Return the data below in full, matching every line exactly.

PROVIDED DATA
####################
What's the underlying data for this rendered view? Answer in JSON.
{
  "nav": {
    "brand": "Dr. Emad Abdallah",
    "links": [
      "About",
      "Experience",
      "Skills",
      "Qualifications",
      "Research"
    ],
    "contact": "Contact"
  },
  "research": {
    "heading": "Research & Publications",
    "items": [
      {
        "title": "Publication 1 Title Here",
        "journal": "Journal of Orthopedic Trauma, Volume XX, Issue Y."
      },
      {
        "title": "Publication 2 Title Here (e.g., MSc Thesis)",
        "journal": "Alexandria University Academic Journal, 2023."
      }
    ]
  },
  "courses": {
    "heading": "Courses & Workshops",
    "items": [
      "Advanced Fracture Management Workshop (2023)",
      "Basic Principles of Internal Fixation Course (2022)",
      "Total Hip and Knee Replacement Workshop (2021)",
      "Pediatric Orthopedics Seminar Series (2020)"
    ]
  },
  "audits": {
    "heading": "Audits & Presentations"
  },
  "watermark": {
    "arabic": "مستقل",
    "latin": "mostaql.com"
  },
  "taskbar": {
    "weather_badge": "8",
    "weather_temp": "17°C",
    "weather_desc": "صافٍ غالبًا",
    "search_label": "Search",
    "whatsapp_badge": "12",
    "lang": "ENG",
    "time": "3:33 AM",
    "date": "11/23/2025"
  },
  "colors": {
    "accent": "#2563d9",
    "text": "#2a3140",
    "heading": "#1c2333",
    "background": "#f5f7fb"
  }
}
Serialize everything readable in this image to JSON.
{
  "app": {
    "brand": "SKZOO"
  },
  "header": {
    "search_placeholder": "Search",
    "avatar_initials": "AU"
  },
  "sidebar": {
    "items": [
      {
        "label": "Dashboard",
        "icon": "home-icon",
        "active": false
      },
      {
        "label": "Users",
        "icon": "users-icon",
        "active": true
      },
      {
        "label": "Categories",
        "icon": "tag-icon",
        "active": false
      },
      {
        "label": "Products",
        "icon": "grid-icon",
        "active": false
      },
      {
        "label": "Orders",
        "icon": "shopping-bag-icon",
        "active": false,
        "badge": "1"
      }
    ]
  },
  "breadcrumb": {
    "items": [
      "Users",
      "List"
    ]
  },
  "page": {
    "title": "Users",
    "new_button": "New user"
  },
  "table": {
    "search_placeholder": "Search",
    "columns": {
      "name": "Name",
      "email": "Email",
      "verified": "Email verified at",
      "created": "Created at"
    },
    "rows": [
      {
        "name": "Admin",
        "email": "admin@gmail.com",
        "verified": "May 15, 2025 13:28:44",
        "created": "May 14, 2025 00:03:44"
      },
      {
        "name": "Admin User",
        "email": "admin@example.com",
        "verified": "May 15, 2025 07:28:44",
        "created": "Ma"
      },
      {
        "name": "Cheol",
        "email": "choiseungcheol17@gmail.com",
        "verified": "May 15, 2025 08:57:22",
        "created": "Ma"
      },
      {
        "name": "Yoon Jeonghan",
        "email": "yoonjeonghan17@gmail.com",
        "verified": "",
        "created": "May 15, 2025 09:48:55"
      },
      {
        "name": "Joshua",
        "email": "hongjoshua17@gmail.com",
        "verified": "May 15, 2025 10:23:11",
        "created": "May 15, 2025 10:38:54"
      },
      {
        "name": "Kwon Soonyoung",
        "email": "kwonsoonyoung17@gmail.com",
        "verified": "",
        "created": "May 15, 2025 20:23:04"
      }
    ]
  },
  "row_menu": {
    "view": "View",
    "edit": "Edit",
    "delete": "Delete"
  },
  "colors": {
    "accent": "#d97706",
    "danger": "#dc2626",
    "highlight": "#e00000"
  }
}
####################
EXERCISE ANSWER
What's the underlying data for this rendered view? Answer in JSON.
{
  "nav": {
    "brand": "Dr. Emad Abdallah",
    "links": [
      "About",
      "Experience",
      "Skills",
      "Qualifications",
      "Research"
    ],
    "contact": "Contact"
  },
  "research": {
    "heading": "Research & Publications",
    "items": [
      {
        "title": "Publication 1 Title Here",
        "journal": "Journal of Orthopedic Trauma, Volume XX, Issue Y."
      },
      {
        "title": "Publication 2 Title Here (e.g., MSc Thesis)",
        "journal": "Alexandria University Academic Journal, 2023."
      }
    ]
  },
  "courses": {
    "heading": "Courses & Workshops",
    "items": [
      "Advanced Fracture Management Workshop (2023)",
      "Basic Principles of Internal Fixation Course (2022)",
      "Total Hip and Knee Replacement Workshop (2021)",
      "Pediatric Orthopedics Seminar Series (2020)"
    ]
  },
  "audits": {
    "heading": "Audits & Presentations"
  },
  "watermark": {
    "arabic": "مستقل",
    "latin": "mostaql.com"
  },
  "taskbar": {
    "weather_badge": "8",
    "weather_temp": "17°C",
    "weather_desc": "صافٍ غالبًا",
    "search_label": "Search",
    "whatsapp_badge": "12",
    "lang": "ENG",
    "time": "3:33 AM",
    "date": "11/23/2025"
  },
  "colors": {
    "accent": "#2563d9",
    "text": "#2a3140",
    "heading": "#1c2333",
    "background": "#f5f7fb"
  }
}
Serialize everything readable in this image to JSON.
{
  "app": {
    "brand": "SKZOO"
  },
  "header": {
    "search_placeholder": "Search",
    "avatar_initials": "AU"
  },
  "sidebar": {
    "items": [
      {
        "label": "Dashboard",
        "icon": "home-icon",
        "active": false
      },
      {
        "label": "Users",
        "icon": "users-icon",
        "active": true
      },
      {
        "label": "Categories",
        "icon": "tag-icon",
        "active": false
      },
      {
        "label": "Products",
        "icon": "grid-icon",
        "active": false
      },
      {
        "label": "Orders",
        "icon": "shopping-bag-icon",
        "active": false,
        "badge": "1"
      }
    ]
  },
  "breadcrumb": {
    "items": [
      "Users",
      "List"
    ]
  },
  "page": {
    "title": "Users",
    "new_button": "New user"
  },
  "table": {
    "search_placeholder": "Search",
    "columns": {
      "name": "Name",
      "email": "Email",
      "verified": "Email verified at",
      "created": "Created at"
    },
    "rows": [
      {
        "name": "Admin",
        "email": "admin@gmail.com",
        "verified": "May 15, 2025 13:28:44",
        "created": "May 14, 2025 00:03:44"
      },
      {
        "name": "Admin User",
        "email": "admin@example.com",
        "verified": "May 15, 2025 07:28:44",
        "created": "Ma"
      },
      {
        "name": "Cheol",
        "email": "choiseungcheol17@gmail.com",
        "verified": "May 15, 2025 08:57:22",
        "created": "Ma"
      },
      {
        "name": "Yoon Jeonghan",
        "email": "yoonjeonghan17@gmail.com",
        "verified": "",
        "created": "May 15, 2025 09:48:55"
      },
      {
        "name": "Joshua",
        "email": "hongjoshua17@gmail.com",
        "verified": "May 15, 2025 10:23:11",
        "created": "May 15, 2025 10:38:54"
      },
      {
        "name": "Kwon Soonyoung",
        "email": "kwonsoonyoung17@gmail.com",
        "verified": "",
        "created": "May 15, 2025 20:23:04"
      }
    ]
  },
  "row_menu": {
    "view": "View",
    "edit": "Edit",
    "delete": "Delete"
  },
  "colors": {
    "accent": "#d97706",
    "danger": "#dc2626",
    "highlight": "#e00000"
  }
}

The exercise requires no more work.